2. Run the following openssl command:
openssl req -new -out example.csr -newkey rsa:2048 -nodes -sha256 -keyout example.key -config config
3. Inspect your generated CSR for the SANs.
4. Submit your CSR to a Certification Authority listed below.
To include SANs in your CSR with a command line option, run the following openssl command:
openssl req -new -subj "/C=US/CN=example.com" -addext "subjectAltName = DNS:www.example.com" -newkey rsa:4096 -keyout key.pem -out req.pem
This will add the www.example.com subject alternative name to your CSR, and then pick up with step number 3 above to inspect and then submit your CSR.
Setting basicConstraints on the CSR
To set basic constraints on the CSR, use the -addext option when using OpenSSL. For example, to set the CA=false basic constraint on your CSR:
openssl req -newkey rsa:4096 -keyout key.pem -out req.pem -addext "basicConstraints=critical,CA:false"
Alternatively if the CSR is requesting an intermediate CA certificate, you would simple change false to true.
A few Certification Authorities to send your CSR to (in no particular order):
- The SSL Store
- Alternatively, make use of the Automated Certificate Management Environment (ACME) and use Let’s Encrypt to automate your certificate request process.
Decoding a Certificate Signing Request
You can decode a CSR with the following openssl command:
openssl req -in req.pem -noout -text
Alternatively, you can decode your CSR with our online CSR decoder tool.

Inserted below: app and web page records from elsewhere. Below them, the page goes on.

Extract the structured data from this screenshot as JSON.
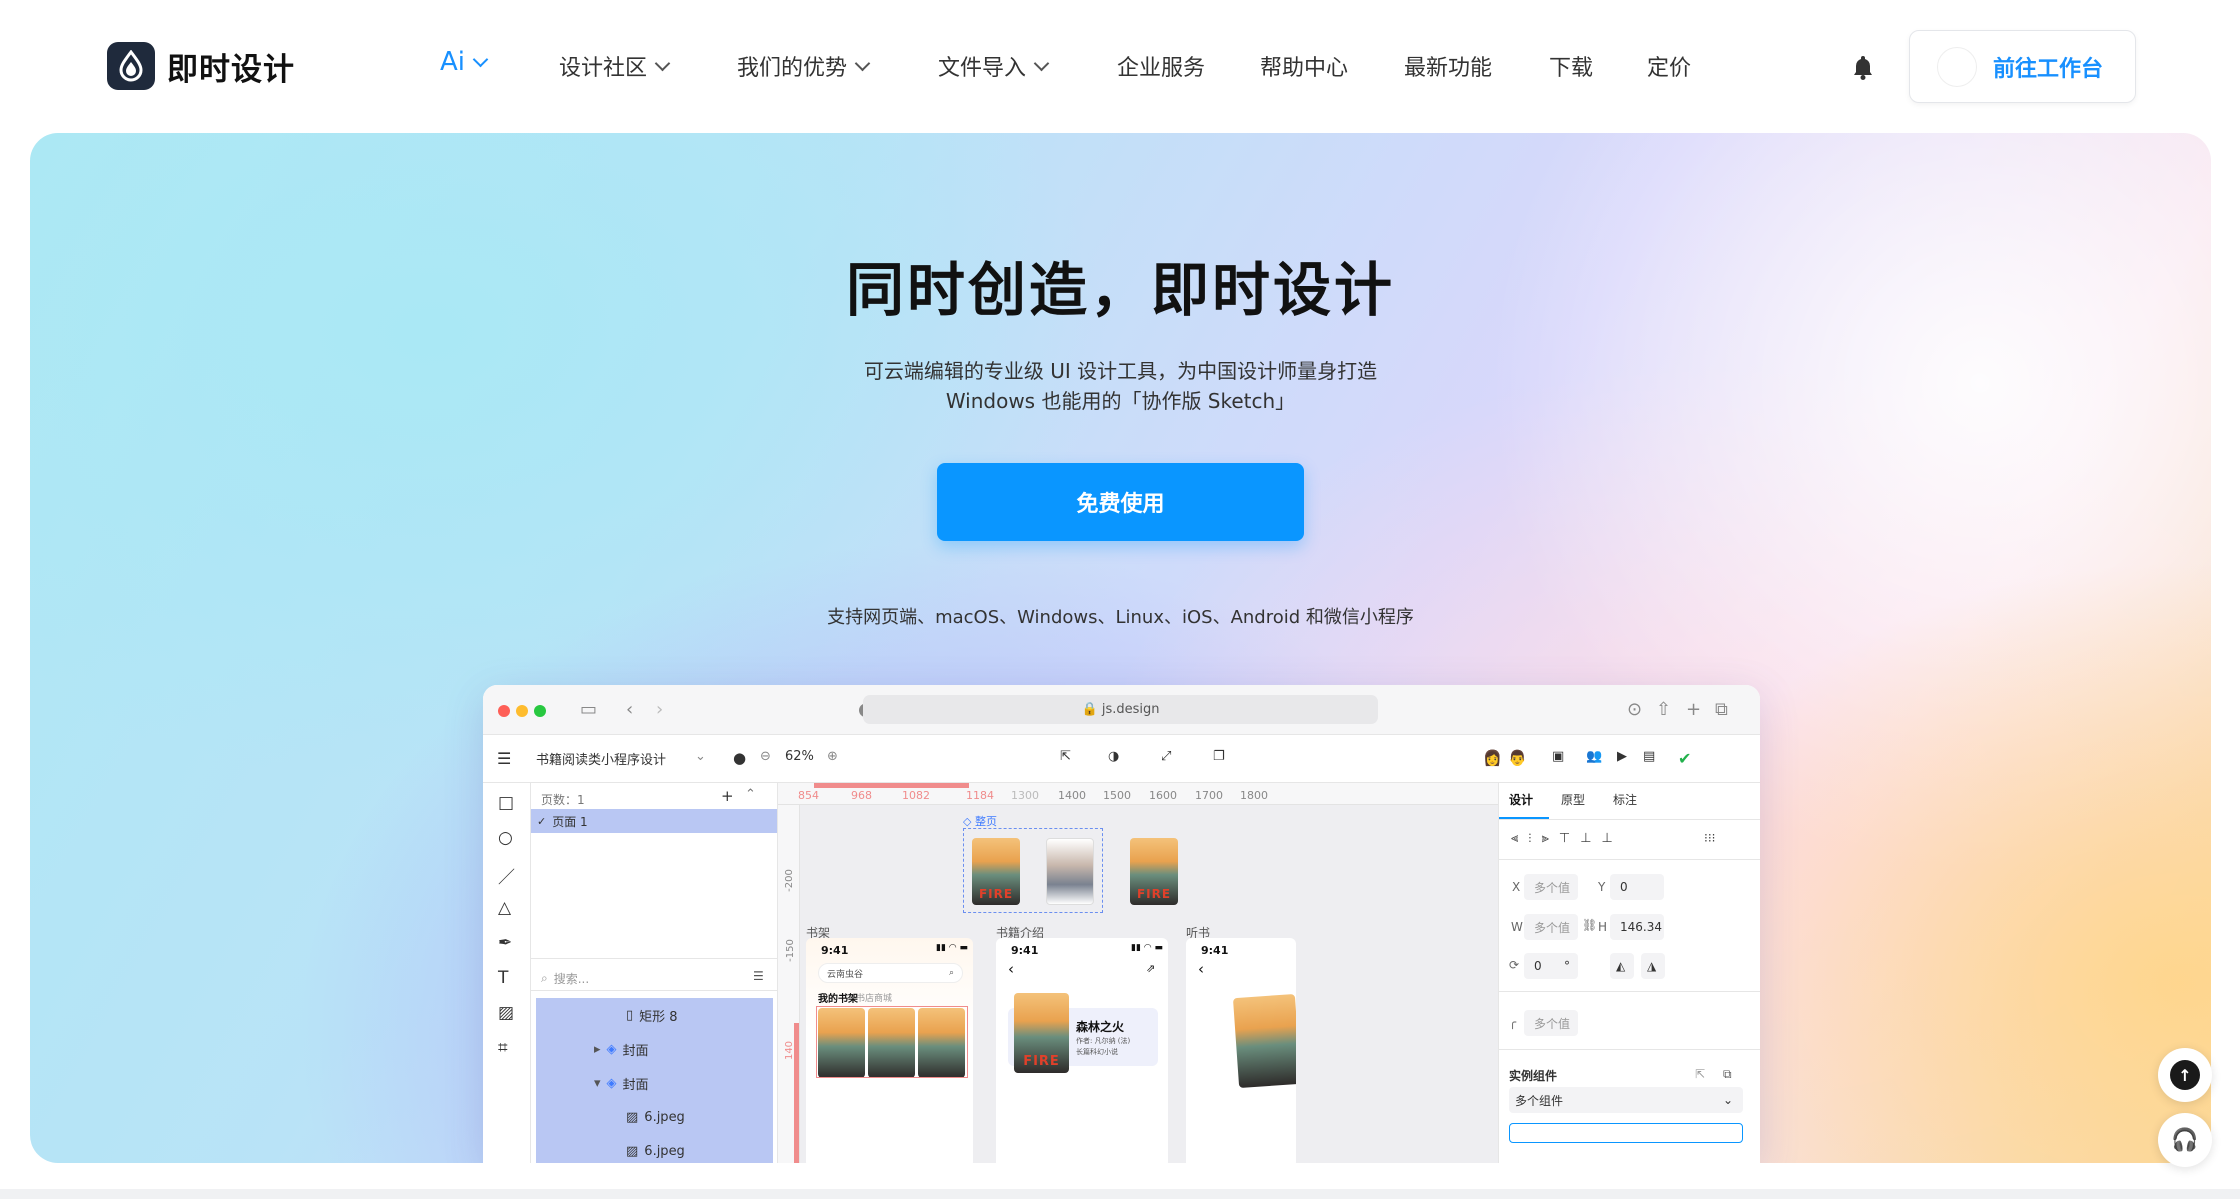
{
  "brand": {
    "name": "即时设计"
  },
  "nav": {
    "items": [
      {
        "label": "Ai",
        "has_dropdown": true
      },
      {
        "label": "设计社区",
        "has_dropdown": true
      },
      {
        "label": "我们的优势",
        "has_dropdown": true
      },
      {
        "label": "文件导入",
        "has_dropdown": true
      },
      {
        "label": "企业服务",
        "has_dropdown": false
      },
      {
        "label": "帮助中心",
        "has_dropdown": false
      },
      {
        "label": "最新功能",
        "has_dropdown": false
      },
      {
        "label": "下载",
        "has_dropdown": false
      },
      {
        "label": "定价",
        "has_dropdown": false
      }
    ],
    "bell_icon": "bell-icon",
    "workbench_label": "前往工作台"
  },
  "hero": {
    "title": "同时创造，即时设计",
    "subtitle_line1": "可云端编辑的专业级 UI 设计工具，为中国设计师量身打造",
    "subtitle_line2": "Windows 也能用的「协作版 Sketch」",
    "cta_label": "免费使用",
    "platforms": "支持网页端、macOS、Windows、Linux、iOS、Android 和微信小程序"
  },
  "app": {
    "url": "js.design",
    "file_name": "书籍阅读类小程序设计",
    "zoom": "62%",
    "pages_label": "页数：1",
    "page_item": "页面 1",
    "search_placeholder": "搜索...",
    "layers": [
      "矩形 8",
      "封面",
      "封面",
      "6.jpeg",
      "6.jpeg"
    ],
    "ruler_top": [
      "854",
      "968",
      "1082",
      "1184",
      "1300",
      "1400",
      "1500",
      "1600",
      "1700",
      "1800"
    ],
    "ruler_left": [
      "-200",
      "-150",
      "140"
    ],
    "frame_label": "整页",
    "boards": [
      "书架",
      "书籍介绍",
      "听书"
    ],
    "phone": {
      "time": "9:41",
      "search_text": "云南虫谷",
      "shelf_tab": "我的书架",
      "store_tab": "书店商城",
      "book_title": "森林之火",
      "book_author": "作者: 凡尔纳 (法)",
      "book_meta": "长篇科幻小说",
      "cover_text": "FIRE",
      "cover_sub": "WRECKS A FOREST"
    },
    "props_tabs": [
      "设计",
      "原型",
      "标注"
    ],
    "props": {
      "x_label": "X",
      "x_value": "多个值",
      "y_label": "Y",
      "y_value": "0",
      "w_label": "W",
      "w_value": "多个值",
      "h_label": "H",
      "h_value": "146.34",
      "rotation": "0",
      "rotation_unit": "°",
      "radius": "多个值",
      "component_title": "实例组件",
      "component_value": "多个组件"
    }
  },
  "colors": {
    "accent": "#0a96ff",
    "brand_dark": "#1f2a3c",
    "selection": "#b9c7f3"
  }
}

Hopefully this article has served you well and covered what a Certificate Signing Request is and how to generate a new CSR with openssl or keytool. Let us know in the comments if you need additional examples on CSR generation or if you have any questions that have not been covered in this post.